What the task asks »
In the entries below, find each line with the string "Recommended" and copy it.

Data »

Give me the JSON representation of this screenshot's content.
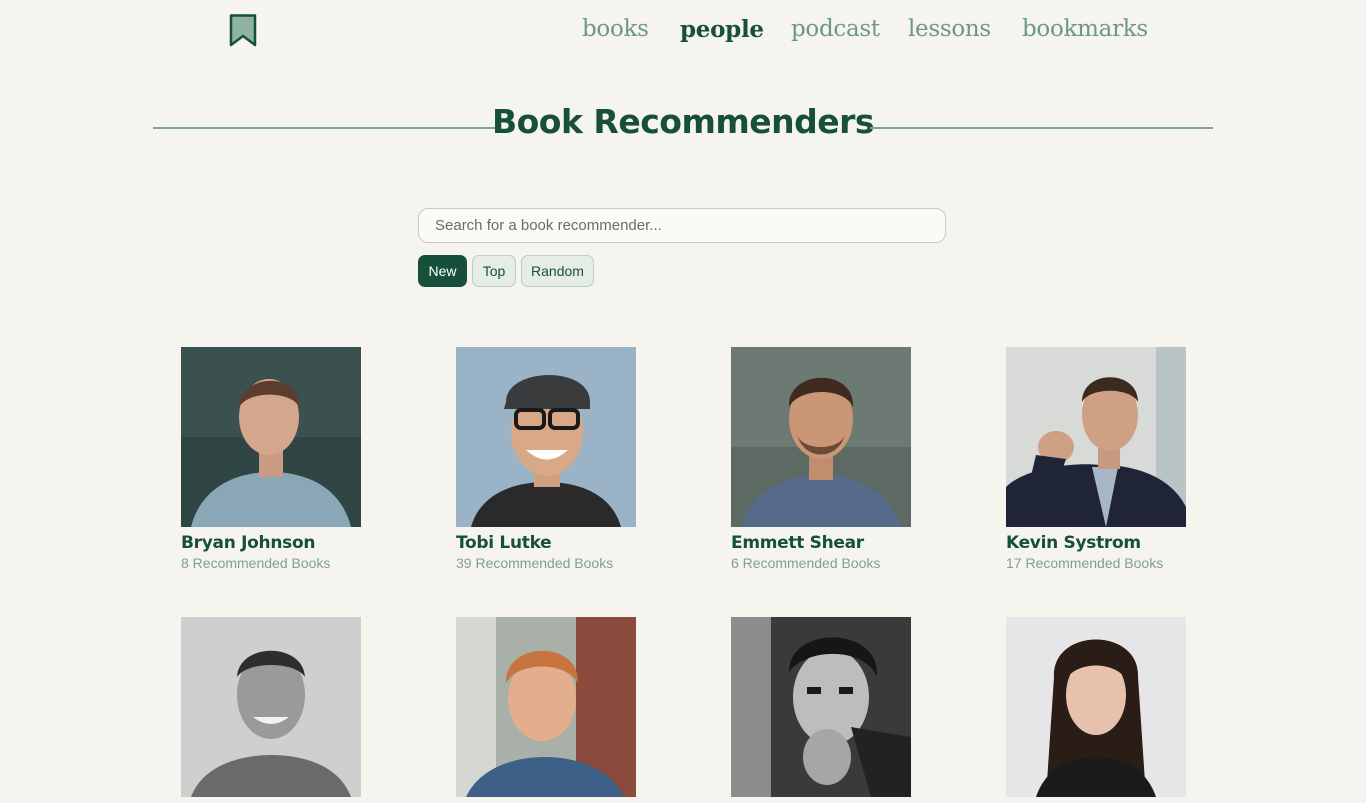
{
  "nav": {
    "items": [
      {
        "label": "books",
        "active": false
      },
      {
        "label": "people",
        "active": true
      },
      {
        "label": "podcast",
        "active": false
      },
      {
        "label": "lessons",
        "active": false
      },
      {
        "label": "bookmarks",
        "active": false
      }
    ]
  },
  "page": {
    "title": "Book Recommenders"
  },
  "search": {
    "placeholder": "Search for a book recommender..."
  },
  "filters": [
    {
      "label": "New",
      "active": true
    },
    {
      "label": "Top",
      "active": false
    },
    {
      "label": "Random",
      "active": false
    }
  ],
  "people": [
    {
      "name": "Bryan Johnson",
      "count": "8 Recommended Books"
    },
    {
      "name": "Tobi Lutke",
      "count": "39 Recommended Books"
    },
    {
      "name": "Emmett Shear",
      "count": "6 Recommended Books"
    },
    {
      "name": "Kevin Systrom",
      "count": "17 Recommended Books"
    },
    {
      "name": "",
      "count": ""
    },
    {
      "name": "",
      "count": ""
    },
    {
      "name": "",
      "count": ""
    },
    {
      "name": "",
      "count": ""
    }
  ],
  "colors": {
    "brand": "#17503a",
    "accent_muted": "#6f9884",
    "background": "#f6f4ef"
  },
  "icons": {
    "logo": "bookmark-icon"
  }
}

Answer »
      "count": "8 Recommended Books"
      "count": "39 Recommended Books"
      "count": "6 Recommended Books"
      "count": "17 Recommended Books"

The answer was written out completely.